• _Try it_
Lines in the listing below containing the string "Clean" are to be identified and copied.

• _Extracted records_
******************************
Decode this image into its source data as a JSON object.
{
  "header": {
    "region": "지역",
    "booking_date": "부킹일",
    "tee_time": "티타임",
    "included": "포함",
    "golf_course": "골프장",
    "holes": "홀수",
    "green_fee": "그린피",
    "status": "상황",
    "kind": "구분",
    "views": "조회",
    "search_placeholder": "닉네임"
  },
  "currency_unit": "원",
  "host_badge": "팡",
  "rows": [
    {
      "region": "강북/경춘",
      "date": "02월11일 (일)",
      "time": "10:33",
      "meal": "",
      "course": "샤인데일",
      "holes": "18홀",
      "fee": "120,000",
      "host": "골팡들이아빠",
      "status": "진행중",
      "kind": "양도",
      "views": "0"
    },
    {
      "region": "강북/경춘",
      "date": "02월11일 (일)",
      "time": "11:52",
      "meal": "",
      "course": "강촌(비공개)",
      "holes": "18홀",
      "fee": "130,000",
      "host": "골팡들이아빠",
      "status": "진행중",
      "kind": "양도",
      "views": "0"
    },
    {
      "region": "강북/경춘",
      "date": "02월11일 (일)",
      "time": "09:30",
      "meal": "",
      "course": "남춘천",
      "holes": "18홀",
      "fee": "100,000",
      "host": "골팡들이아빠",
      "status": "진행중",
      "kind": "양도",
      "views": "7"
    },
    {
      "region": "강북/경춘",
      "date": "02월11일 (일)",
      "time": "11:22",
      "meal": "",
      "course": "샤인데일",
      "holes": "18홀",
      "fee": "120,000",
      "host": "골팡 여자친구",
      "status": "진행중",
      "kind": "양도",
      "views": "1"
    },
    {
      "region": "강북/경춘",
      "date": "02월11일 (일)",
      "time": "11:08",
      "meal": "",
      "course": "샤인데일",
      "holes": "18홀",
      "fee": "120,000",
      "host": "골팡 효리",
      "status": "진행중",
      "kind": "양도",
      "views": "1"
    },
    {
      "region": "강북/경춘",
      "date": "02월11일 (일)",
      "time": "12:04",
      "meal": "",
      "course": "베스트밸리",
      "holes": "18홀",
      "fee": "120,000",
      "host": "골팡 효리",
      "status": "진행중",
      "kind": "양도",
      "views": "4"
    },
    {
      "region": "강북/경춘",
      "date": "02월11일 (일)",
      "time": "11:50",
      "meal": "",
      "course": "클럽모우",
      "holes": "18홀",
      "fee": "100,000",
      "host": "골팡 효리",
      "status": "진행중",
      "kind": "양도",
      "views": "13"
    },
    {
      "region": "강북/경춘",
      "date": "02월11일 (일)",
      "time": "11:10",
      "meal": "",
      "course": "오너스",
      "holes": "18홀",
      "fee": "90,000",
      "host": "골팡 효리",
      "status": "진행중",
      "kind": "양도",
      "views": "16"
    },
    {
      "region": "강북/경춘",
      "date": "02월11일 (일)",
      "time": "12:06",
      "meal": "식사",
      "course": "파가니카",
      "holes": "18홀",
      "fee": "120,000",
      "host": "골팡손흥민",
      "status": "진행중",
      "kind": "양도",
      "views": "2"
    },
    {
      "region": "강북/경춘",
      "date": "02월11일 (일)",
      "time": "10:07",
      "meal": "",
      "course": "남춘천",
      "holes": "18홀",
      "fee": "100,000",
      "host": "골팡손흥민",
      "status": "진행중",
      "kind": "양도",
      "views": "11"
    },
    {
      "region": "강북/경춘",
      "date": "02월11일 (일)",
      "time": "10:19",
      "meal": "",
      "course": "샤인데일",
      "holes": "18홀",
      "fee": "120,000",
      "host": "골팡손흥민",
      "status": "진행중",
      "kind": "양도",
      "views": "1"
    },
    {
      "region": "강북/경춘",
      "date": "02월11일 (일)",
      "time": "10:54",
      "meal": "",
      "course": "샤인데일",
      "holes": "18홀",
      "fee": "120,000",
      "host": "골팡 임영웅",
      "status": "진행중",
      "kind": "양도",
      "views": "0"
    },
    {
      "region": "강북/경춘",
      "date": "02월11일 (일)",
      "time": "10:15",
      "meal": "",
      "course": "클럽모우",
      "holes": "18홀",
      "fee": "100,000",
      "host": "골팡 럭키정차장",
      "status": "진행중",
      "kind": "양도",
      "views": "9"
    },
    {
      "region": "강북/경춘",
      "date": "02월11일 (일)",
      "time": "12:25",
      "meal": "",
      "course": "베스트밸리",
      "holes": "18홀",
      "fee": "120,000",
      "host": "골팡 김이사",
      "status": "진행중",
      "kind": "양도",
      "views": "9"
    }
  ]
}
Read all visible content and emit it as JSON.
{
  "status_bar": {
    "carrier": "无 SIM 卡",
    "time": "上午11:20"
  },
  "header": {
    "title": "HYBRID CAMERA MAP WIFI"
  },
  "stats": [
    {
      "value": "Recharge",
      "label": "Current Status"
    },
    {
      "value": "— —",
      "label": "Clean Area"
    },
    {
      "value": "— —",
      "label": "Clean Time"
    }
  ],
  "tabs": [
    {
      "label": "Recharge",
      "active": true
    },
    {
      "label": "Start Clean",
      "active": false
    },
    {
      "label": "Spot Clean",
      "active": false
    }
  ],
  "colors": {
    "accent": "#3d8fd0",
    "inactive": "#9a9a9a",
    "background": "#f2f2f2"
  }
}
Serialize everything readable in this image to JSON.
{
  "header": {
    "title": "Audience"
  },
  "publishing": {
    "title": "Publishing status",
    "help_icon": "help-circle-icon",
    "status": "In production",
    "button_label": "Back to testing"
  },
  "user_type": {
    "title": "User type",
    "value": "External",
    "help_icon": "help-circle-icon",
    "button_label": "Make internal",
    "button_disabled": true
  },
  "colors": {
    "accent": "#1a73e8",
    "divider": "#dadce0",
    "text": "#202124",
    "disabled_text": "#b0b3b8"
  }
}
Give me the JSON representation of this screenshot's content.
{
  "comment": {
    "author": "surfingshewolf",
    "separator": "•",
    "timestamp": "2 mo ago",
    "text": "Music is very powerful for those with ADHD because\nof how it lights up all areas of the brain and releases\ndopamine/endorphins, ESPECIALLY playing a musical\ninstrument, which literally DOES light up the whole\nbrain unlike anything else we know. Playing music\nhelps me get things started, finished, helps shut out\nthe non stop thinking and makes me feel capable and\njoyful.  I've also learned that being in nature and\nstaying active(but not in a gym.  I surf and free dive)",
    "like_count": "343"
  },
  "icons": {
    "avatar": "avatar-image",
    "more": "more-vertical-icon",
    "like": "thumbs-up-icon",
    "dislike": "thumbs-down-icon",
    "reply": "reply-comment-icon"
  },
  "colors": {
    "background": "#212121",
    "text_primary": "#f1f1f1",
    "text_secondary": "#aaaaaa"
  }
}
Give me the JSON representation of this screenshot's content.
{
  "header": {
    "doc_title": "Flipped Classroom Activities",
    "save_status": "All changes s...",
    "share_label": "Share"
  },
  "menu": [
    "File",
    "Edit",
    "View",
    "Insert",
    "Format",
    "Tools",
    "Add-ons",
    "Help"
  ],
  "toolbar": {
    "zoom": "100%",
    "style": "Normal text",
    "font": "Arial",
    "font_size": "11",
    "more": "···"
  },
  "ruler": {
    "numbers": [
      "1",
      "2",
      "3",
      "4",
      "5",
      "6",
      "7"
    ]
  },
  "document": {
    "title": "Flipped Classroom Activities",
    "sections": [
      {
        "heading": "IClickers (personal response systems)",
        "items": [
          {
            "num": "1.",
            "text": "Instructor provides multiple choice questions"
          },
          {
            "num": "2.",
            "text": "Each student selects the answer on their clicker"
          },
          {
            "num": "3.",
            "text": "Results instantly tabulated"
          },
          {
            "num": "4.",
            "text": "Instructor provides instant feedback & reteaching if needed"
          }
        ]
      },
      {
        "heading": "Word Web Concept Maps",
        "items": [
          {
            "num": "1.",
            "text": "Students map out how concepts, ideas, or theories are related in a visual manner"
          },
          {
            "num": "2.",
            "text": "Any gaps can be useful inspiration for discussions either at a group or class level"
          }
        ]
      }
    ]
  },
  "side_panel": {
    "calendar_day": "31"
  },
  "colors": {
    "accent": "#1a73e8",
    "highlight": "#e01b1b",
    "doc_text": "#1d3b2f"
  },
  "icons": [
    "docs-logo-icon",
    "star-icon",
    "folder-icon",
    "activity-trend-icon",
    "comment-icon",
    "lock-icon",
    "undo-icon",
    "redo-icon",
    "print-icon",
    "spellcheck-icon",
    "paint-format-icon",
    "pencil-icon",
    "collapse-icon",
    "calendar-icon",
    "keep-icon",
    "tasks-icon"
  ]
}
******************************
• _Exercise solution_
      "label": "Clean Area"
      "label": "Clean Time"
      "label": "Start Clean",
      "label": "Spot Clean",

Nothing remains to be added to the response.